17 September 2014

Black communities must reject the economic policies of the coalition government. Austerity cuts continue to significantly impact on Black people and we cannot sit back and see our basic human rights eroded due to the colour of our skin.

Conference, too often the colour of your skin determines your life chances and Black communities continue to experience poorer outcomes in key areas such as education and health. The Black vote must be used as a force to demand that the government addresses persistent race inequality across the UK.

Never has it been more important for Black people and their communities to understand the importance of their political voice and participation over the next coming months leading up to the General election in 2015 and beyond.

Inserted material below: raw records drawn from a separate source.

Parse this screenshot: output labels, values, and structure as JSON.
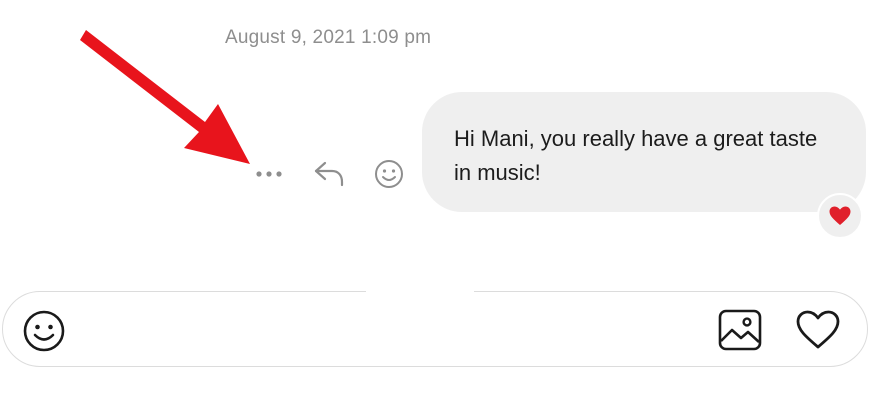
{
  "thread": {
    "timestamp": "August 9, 2021 1:09 pm"
  },
  "message": {
    "text": "Hi Mani, you really have a great taste in music!",
    "reaction": "heart",
    "actions": [
      "more",
      "reply",
      "react"
    ]
  },
  "composer": {
    "value": "",
    "placeholder": ""
  },
  "colors": {
    "bubble": "#efefef",
    "timestamp": "#8e8e8e",
    "icon": "#8e8e8e",
    "heart": "#e0202b",
    "annotation_arrow": "#e8141c"
  },
  "icons": {
    "more": "more-dots-icon",
    "reply": "reply-icon",
    "react": "emoji-icon",
    "reaction": "heart-icon",
    "composer_emoji": "emoji-icon",
    "composer_photo": "image-icon",
    "composer_like": "heart-outline-icon"
  }
}
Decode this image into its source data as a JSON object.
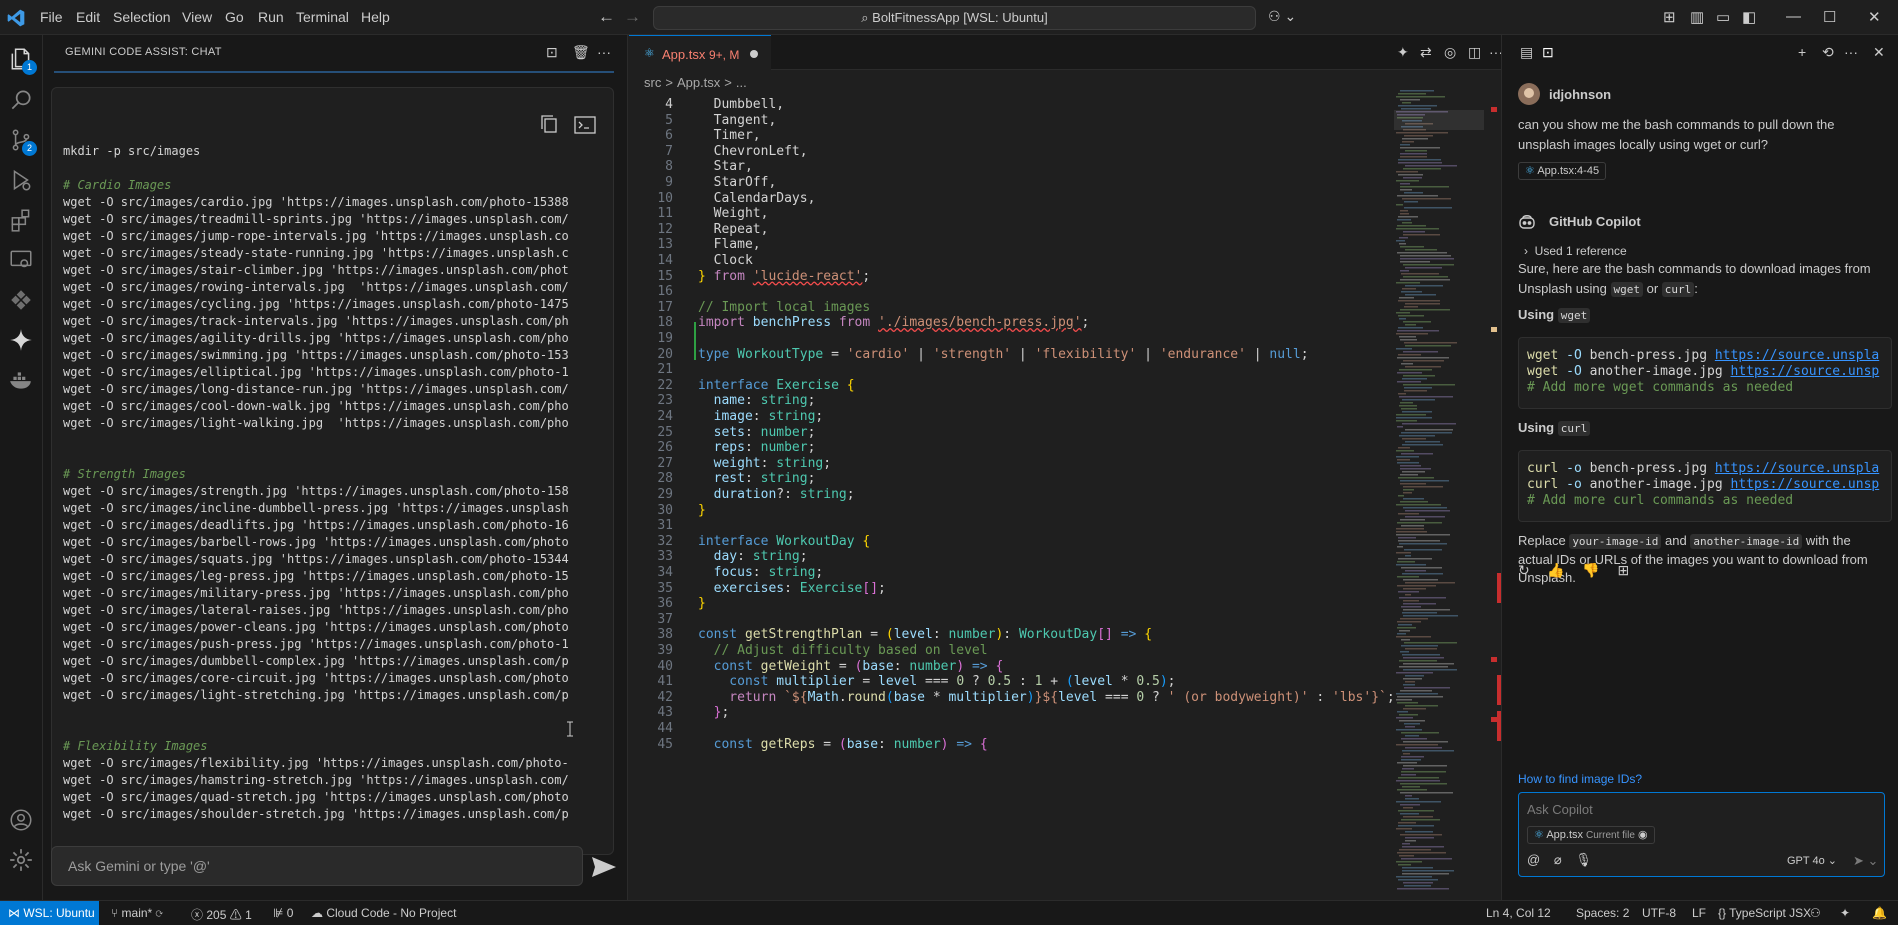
{
  "titlebar": {
    "menus": [
      "File",
      "Edit",
      "Selection",
      "View",
      "Go",
      "Run",
      "Terminal",
      "Help"
    ],
    "command_center": "BoltFitnessApp [WSL: Ubuntu]"
  },
  "activity": {
    "badges": {
      "explorer": "1",
      "scm": "2"
    }
  },
  "gemini": {
    "title": "GEMINI CODE ASSIST: CHAT",
    "code_lines": [
      {
        "t": "mkdir -p src/images",
        "c": false
      },
      {
        "t": "",
        "c": false
      },
      {
        "t": "# Cardio Images",
        "c": true
      },
      {
        "t": "wget -O src/images/cardio.jpg 'https://images.unsplash.com/photo-15388",
        "c": false
      },
      {
        "t": "wget -O src/images/treadmill-sprints.jpg 'https://images.unsplash.com/",
        "c": false
      },
      {
        "t": "wget -O src/images/jump-rope-intervals.jpg 'https://images.unsplash.co",
        "c": false
      },
      {
        "t": "wget -O src/images/steady-state-running.jpg 'https://images.unsplash.c",
        "c": false
      },
      {
        "t": "wget -O src/images/stair-climber.jpg 'https://images.unsplash.com/phot",
        "c": false
      },
      {
        "t": "wget -O src/images/rowing-intervals.jpg  'https://images.unsplash.com/",
        "c": false
      },
      {
        "t": "wget -O src/images/cycling.jpg 'https://images.unsplash.com/photo-1475",
        "c": false
      },
      {
        "t": "wget -O src/images/track-intervals.jpg 'https://images.unsplash.com/ph",
        "c": false
      },
      {
        "t": "wget -O src/images/agility-drills.jpg 'https://images.unsplash.com/pho",
        "c": false
      },
      {
        "t": "wget -O src/images/swimming.jpg 'https://images.unsplash.com/photo-153",
        "c": false
      },
      {
        "t": "wget -O src/images/elliptical.jpg 'https://images.unsplash.com/photo-1",
        "c": false
      },
      {
        "t": "wget -O src/images/long-distance-run.jpg 'https://images.unsplash.com/",
        "c": false
      },
      {
        "t": "wget -O src/images/cool-down-walk.jpg 'https://images.unsplash.com/pho",
        "c": false
      },
      {
        "t": "wget -O src/images/light-walking.jpg  'https://images.unsplash.com/pho",
        "c": false
      },
      {
        "t": "",
        "c": false
      },
      {
        "t": "",
        "c": false
      },
      {
        "t": "# Strength Images",
        "c": true
      },
      {
        "t": "wget -O src/images/strength.jpg 'https://images.unsplash.com/photo-158",
        "c": false
      },
      {
        "t": "wget -O src/images/incline-dumbbell-press.jpg 'https://images.unsplash",
        "c": false
      },
      {
        "t": "wget -O src/images/deadlifts.jpg 'https://images.unsplash.com/photo-16",
        "c": false
      },
      {
        "t": "wget -O src/images/barbell-rows.jpg 'https://images.unsplash.com/photo",
        "c": false
      },
      {
        "t": "wget -O src/images/squats.jpg 'https://images.unsplash.com/photo-15344",
        "c": false
      },
      {
        "t": "wget -O src/images/leg-press.jpg 'https://images.unsplash.com/photo-15",
        "c": false
      },
      {
        "t": "wget -O src/images/military-press.jpg 'https://images.unsplash.com/pho",
        "c": false
      },
      {
        "t": "wget -O src/images/lateral-raises.jpg 'https://images.unsplash.com/pho",
        "c": false
      },
      {
        "t": "wget -O src/images/power-cleans.jpg 'https://images.unsplash.com/photo",
        "c": false
      },
      {
        "t": "wget -O src/images/push-press.jpg 'https://images.unsplash.com/photo-1",
        "c": false
      },
      {
        "t": "wget -O src/images/dumbbell-complex.jpg 'https://images.unsplash.com/p",
        "c": false
      },
      {
        "t": "wget -O src/images/core-circuit.jpg 'https://images.unsplash.com/photo",
        "c": false
      },
      {
        "t": "wget -O src/images/light-stretching.jpg 'https://images.unsplash.com/p",
        "c": false
      },
      {
        "t": "",
        "c": false
      },
      {
        "t": "",
        "c": false
      },
      {
        "t": "# Flexibility Images",
        "c": true
      },
      {
        "t": "wget -O src/images/flexibility.jpg 'https://images.unsplash.com/photo-",
        "c": false
      },
      {
        "t": "wget -O src/images/hamstring-stretch.jpg 'https://images.unsplash.com/",
        "c": false
      },
      {
        "t": "wget -O src/images/quad-stretch.jpg 'https://images.unsplash.com/photo",
        "c": false
      },
      {
        "t": "wget -O src/images/shoulder-stretch.jpg 'https://images.unsplash.com/p",
        "c": false
      }
    ],
    "input_placeholder": "Ask Gemini or type '@'"
  },
  "editor": {
    "tab_label": "App.tsx",
    "tab_status": "9+, M",
    "breadcrumb": [
      "src",
      ">",
      "App.tsx",
      ">",
      "..."
    ],
    "lines": [
      {
        "n": "4",
        "h": [
          [
            "pu",
            "  Dumbbell,"
          ]
        ]
      },
      {
        "n": "5",
        "h": [
          [
            "pu",
            "  Tangent,"
          ]
        ]
      },
      {
        "n": "6",
        "h": [
          [
            "pu",
            "  Timer,"
          ]
        ]
      },
      {
        "n": "7",
        "h": [
          [
            "pu",
            "  ChevronLeft,"
          ]
        ]
      },
      {
        "n": "8",
        "h": [
          [
            "pu",
            "  Star,"
          ]
        ]
      },
      {
        "n": "9",
        "h": [
          [
            "pu",
            "  StarOff,"
          ]
        ]
      },
      {
        "n": "10",
        "h": [
          [
            "pu",
            "  CalendarDays,"
          ]
        ]
      },
      {
        "n": "11",
        "h": [
          [
            "pu",
            "  Weight,"
          ]
        ]
      },
      {
        "n": "12",
        "h": [
          [
            "pu",
            "  Repeat,"
          ]
        ]
      },
      {
        "n": "13",
        "h": [
          [
            "pu",
            "  Flame,"
          ]
        ]
      },
      {
        "n": "14",
        "h": [
          [
            "pu",
            "  Clock"
          ]
        ]
      },
      {
        "n": "15",
        "h": [
          [
            "br",
            "}"
          ],
          [
            "kw2",
            " from "
          ],
          [
            "str squig",
            "'lucide-react'"
          ],
          [
            "pu",
            ";"
          ]
        ]
      },
      {
        "n": "16",
        "h": []
      },
      {
        "n": "17",
        "h": [
          [
            "c",
            "// Import local images"
          ]
        ]
      },
      {
        "n": "18",
        "h": [
          [
            "kw2",
            "import "
          ],
          [
            "var",
            "benchPress "
          ],
          [
            "kw2",
            "from "
          ],
          [
            "str squig",
            "'./images/bench-press.jpg'"
          ],
          [
            "pu",
            ";"
          ]
        ]
      },
      {
        "n": "19",
        "h": []
      },
      {
        "n": "20",
        "h": [
          [
            "kw",
            "type "
          ],
          [
            "ty",
            "WorkoutType "
          ],
          [
            "pu",
            "= "
          ],
          [
            "str",
            "'cardio'"
          ],
          [
            "pu",
            " | "
          ],
          [
            "str",
            "'strength'"
          ],
          [
            "pu",
            " | "
          ],
          [
            "str",
            "'flexibility'"
          ],
          [
            "pu",
            " | "
          ],
          [
            "str",
            "'endurance'"
          ],
          [
            "pu",
            " | "
          ],
          [
            "kw",
            "null"
          ],
          [
            "pu",
            ";"
          ]
        ]
      },
      {
        "n": "21",
        "h": []
      },
      {
        "n": "22",
        "h": [
          [
            "kw",
            "interface "
          ],
          [
            "ty",
            "Exercise "
          ],
          [
            "br",
            "{"
          ]
        ]
      },
      {
        "n": "23",
        "h": [
          [
            "var",
            "  name"
          ],
          [
            "pu",
            ": "
          ],
          [
            "ty",
            "string"
          ],
          [
            "pu",
            ";"
          ]
        ]
      },
      {
        "n": "24",
        "h": [
          [
            "var",
            "  image"
          ],
          [
            "pu",
            ": "
          ],
          [
            "ty",
            "string"
          ],
          [
            "pu",
            ";"
          ]
        ]
      },
      {
        "n": "25",
        "h": [
          [
            "var",
            "  sets"
          ],
          [
            "pu",
            ": "
          ],
          [
            "ty",
            "number"
          ],
          [
            "pu",
            ";"
          ]
        ]
      },
      {
        "n": "26",
        "h": [
          [
            "var",
            "  reps"
          ],
          [
            "pu",
            ": "
          ],
          [
            "ty",
            "number"
          ],
          [
            "pu",
            ";"
          ]
        ]
      },
      {
        "n": "27",
        "h": [
          [
            "var",
            "  weight"
          ],
          [
            "pu",
            ": "
          ],
          [
            "ty",
            "string"
          ],
          [
            "pu",
            ";"
          ]
        ]
      },
      {
        "n": "28",
        "h": [
          [
            "var",
            "  rest"
          ],
          [
            "pu",
            ": "
          ],
          [
            "ty",
            "string"
          ],
          [
            "pu",
            ";"
          ]
        ]
      },
      {
        "n": "29",
        "h": [
          [
            "var",
            "  duration"
          ],
          [
            "pu",
            "?: "
          ],
          [
            "ty",
            "string"
          ],
          [
            "pu",
            ";"
          ]
        ]
      },
      {
        "n": "30",
        "h": [
          [
            "br",
            "}"
          ]
        ]
      },
      {
        "n": "31",
        "h": []
      },
      {
        "n": "32",
        "h": [
          [
            "kw",
            "interface "
          ],
          [
            "ty",
            "WorkoutDay "
          ],
          [
            "br",
            "{"
          ]
        ]
      },
      {
        "n": "33",
        "h": [
          [
            "var",
            "  day"
          ],
          [
            "pu",
            ": "
          ],
          [
            "ty",
            "string"
          ],
          [
            "pu",
            ";"
          ]
        ]
      },
      {
        "n": "34",
        "h": [
          [
            "var",
            "  focus"
          ],
          [
            "pu",
            ": "
          ],
          [
            "ty",
            "string"
          ],
          [
            "pu",
            ";"
          ]
        ]
      },
      {
        "n": "35",
        "h": [
          [
            "var",
            "  exercises"
          ],
          [
            "pu",
            ": "
          ],
          [
            "ty",
            "Exercise"
          ],
          [
            "br2",
            "[]"
          ],
          [
            "pu",
            ";"
          ]
        ]
      },
      {
        "n": "36",
        "h": [
          [
            "br",
            "}"
          ]
        ]
      },
      {
        "n": "37",
        "h": []
      },
      {
        "n": "38",
        "h": [
          [
            "kw",
            "const "
          ],
          [
            "fn",
            "getStrengthPlan "
          ],
          [
            "pu",
            "= "
          ],
          [
            "br",
            "("
          ],
          [
            "var",
            "level"
          ],
          [
            "pu",
            ": "
          ],
          [
            "ty",
            "number"
          ],
          [
            "br",
            ")"
          ],
          [
            "pu",
            ": "
          ],
          [
            "ty",
            "WorkoutDay"
          ],
          [
            "br2",
            "[]"
          ],
          [
            "kw",
            " => "
          ],
          [
            "br",
            "{"
          ]
        ]
      },
      {
        "n": "39",
        "h": [
          [
            "c",
            "  // Adjust difficulty based on level"
          ]
        ]
      },
      {
        "n": "40",
        "h": [
          [
            "kw",
            "  const "
          ],
          [
            "fn",
            "getWeight "
          ],
          [
            "pu",
            "= "
          ],
          [
            "br2",
            "("
          ],
          [
            "var",
            "base"
          ],
          [
            "pu",
            ": "
          ],
          [
            "ty",
            "number"
          ],
          [
            "br2",
            ")"
          ],
          [
            "kw",
            " => "
          ],
          [
            "br2",
            "{"
          ]
        ]
      },
      {
        "n": "41",
        "h": [
          [
            "kw",
            "    const "
          ],
          [
            "var",
            "multiplier "
          ],
          [
            "pu",
            "= "
          ],
          [
            "var",
            "level "
          ],
          [
            "pu",
            "=== "
          ],
          [
            "num",
            "0 "
          ],
          [
            "pu",
            "? "
          ],
          [
            "num",
            "0.5 "
          ],
          [
            "pu",
            ": "
          ],
          [
            "num",
            "1 "
          ],
          [
            "pu",
            "+ "
          ],
          [
            "br3",
            "("
          ],
          [
            "var",
            "level "
          ],
          [
            "pu",
            "* "
          ],
          [
            "num",
            "0.5"
          ],
          [
            "br3",
            ")"
          ],
          [
            "pu",
            ";"
          ]
        ]
      },
      {
        "n": "42",
        "h": [
          [
            "kw2",
            "    return "
          ],
          [
            "str",
            "`${"
          ],
          [
            "var",
            "Math"
          ],
          [
            "pu",
            "."
          ],
          [
            "fn",
            "round"
          ],
          [
            "br3",
            "("
          ],
          [
            "var",
            "base "
          ],
          [
            "pu",
            "* "
          ],
          [
            "var",
            "multiplier"
          ],
          [
            "br3",
            ")"
          ],
          [
            "str",
            "}${"
          ],
          [
            "var",
            "level "
          ],
          [
            "pu",
            "=== "
          ],
          [
            "num",
            "0 "
          ],
          [
            "pu",
            "? "
          ],
          [
            "str",
            "' (or bodyweight)' "
          ],
          [
            "pu",
            ": "
          ],
          [
            "str",
            "'lbs'"
          ],
          [
            "str",
            "}`"
          ],
          [
            "pu",
            ";"
          ]
        ]
      },
      {
        "n": "43",
        "h": [
          [
            "br2",
            "  }"
          ],
          [
            "pu",
            ";"
          ]
        ]
      },
      {
        "n": "44",
        "h": []
      },
      {
        "n": "45",
        "h": [
          [
            "kw",
            "  const "
          ],
          [
            "fn",
            "getReps "
          ],
          [
            "pu",
            "= "
          ],
          [
            "br2",
            "("
          ],
          [
            "var",
            "base"
          ],
          [
            "pu",
            ": "
          ],
          [
            "ty",
            "number"
          ],
          [
            "br2",
            ")"
          ],
          [
            "kw",
            " => "
          ],
          [
            "br2",
            "{"
          ]
        ]
      }
    ]
  },
  "copilot": {
    "user": "idjohnson",
    "question": "can you show me the bash commands to pull down the unsplash images locally using wget or curl?",
    "question_ref": "App.tsx:4-45",
    "assistant": "GitHub Copilot",
    "used_ref": "Used 1 reference",
    "intro_pre": "Sure, here are the bash commands to download images from Unsplash using ",
    "intro_c1": "wget",
    "intro_mid": " or ",
    "intro_c2": "curl",
    "intro_post": ":",
    "using": "Using",
    "h1_code": "wget",
    "h2_code": "curl",
    "wget_block": [
      {
        "cmd": "wget",
        "opt": " -O ",
        "file": "bench-press.jpg ",
        "url": "https://source.unspla"
      },
      {
        "cmd": "wget",
        "opt": " -O ",
        "file": "another-image.jpg ",
        "url": "https://source.unsp"
      }
    ],
    "wget_comment": "# Add more wget commands as needed",
    "curl_block": [
      {
        "cmd": "curl",
        "opt": " -o ",
        "file": "bench-press.jpg ",
        "url": "https://source.unspla"
      },
      {
        "cmd": "curl",
        "opt": " -o ",
        "file": "another-image.jpg ",
        "url": "https://source.unsp"
      }
    ],
    "curl_comment": "# Add more curl commands as needed",
    "replace_pre": "Replace ",
    "replace_c1": "your-image-id",
    "replace_mid": " and ",
    "replace_c2": "another-image-id",
    "replace_post": " with the actual IDs or URLs of the images you want to download from Unsplash.",
    "followup": "How to find image IDs?",
    "ask_placeholder": "Ask Copilot",
    "ask_file": "App.tsx",
    "ask_file_note": "Current file",
    "model": "GPT 4o"
  },
  "status": {
    "remote": "WSL: Ubuntu",
    "branch": "main*",
    "errors": "205",
    "warnings": "1",
    "ports": "0",
    "cloud": "Cloud Code - No Project",
    "cursor": "Ln 4, Col 12",
    "spaces": "Spaces: 2",
    "encoding": "UTF-8",
    "eol": "LF",
    "language": "TypeScript JSX"
  }
}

The government introduced a new system of registering to vote that has moved the responsibility from the household to individuals aged 18 and over. Simon Woolley, Operation Black Vote fears this could have a ‘devastating effect’ on turnout. According to a recent Electoral Commission poll, only 48% of Black voters were aware of these changes significantly fewer than the number of white people who were.

In 2010, 7% of white British people were not registered to vote and this was significantly lower than most Black communities.

Age is also a factor that influences voter turnout, all young people are less likely to vote and Black populations tend to be younger on average than white people. In considering some of the changes we have seen in policy and in our community since the coalition government has been in office that affect young people Black including:

a)Black youth unemployment rising by 56%;

b)The removal of the Education Maintenance Allowance;

c)University fees tripled;

d)Sure Start centre closures;

e)Increased levels of Stop and Search.

It is clear to see why young Black people do not feel they have a voice and that this government is not concerned with the disproportionate negative impact current policies are having on Black people.

With UKIP and other far right groups continuing to promote their propaganda about immigration, we must organise to ensure the Black vote helps to decide who governs these shores for the next 4 to 5 years and rid ourselves of these vile and reprehensible people. In this climate of austerity and cuts Black people are easy scapegoats for such groups to blame for the lack of jobs, poor housing and poverty.

Recent research by Operation Black Vote has revealed that an organised Black vote could significantly influence the outcome of the next general elections. Further the changing demographic across the UK coupled with a growing Black population that now represents 8% of the overall electorate in England and Wales presents Black people with a real opportunity to heavily influence change.

Many believe that the disengagement of Black people in politics is rooted in parliament neither looking nor sounding representative and inclusive. Despite the Census showing an increase in the Black population in the UK the diversity of MP’s and councillors remains disproportionate. In 2010 only 4% of local councillors were Black. We have to organise, become politically aware and active to affect change in our lives.

We therefore call on the National Black Members’ Committee to continue to work with the National Executive Committee and Labour Link to:

1)Continue to campaign on issues that unfairly disadvantage Black communities and challenge the undermining of equality legislation set to protect Black people from discrimination;

2)Ensure Labour party policies reflect the issues facing young Black people;

3)Continue to campaign and work with other relevant organisations and the young members forum to encourage Black members to vote in the next General Election in 2015 and become an active political voice within UNISON;

4)Receive an update on the political education campaign and the challenge to the anti-immigration debate;

5)Develop and promote opportunities for Black members to become politically active by becoming MPs and councillors.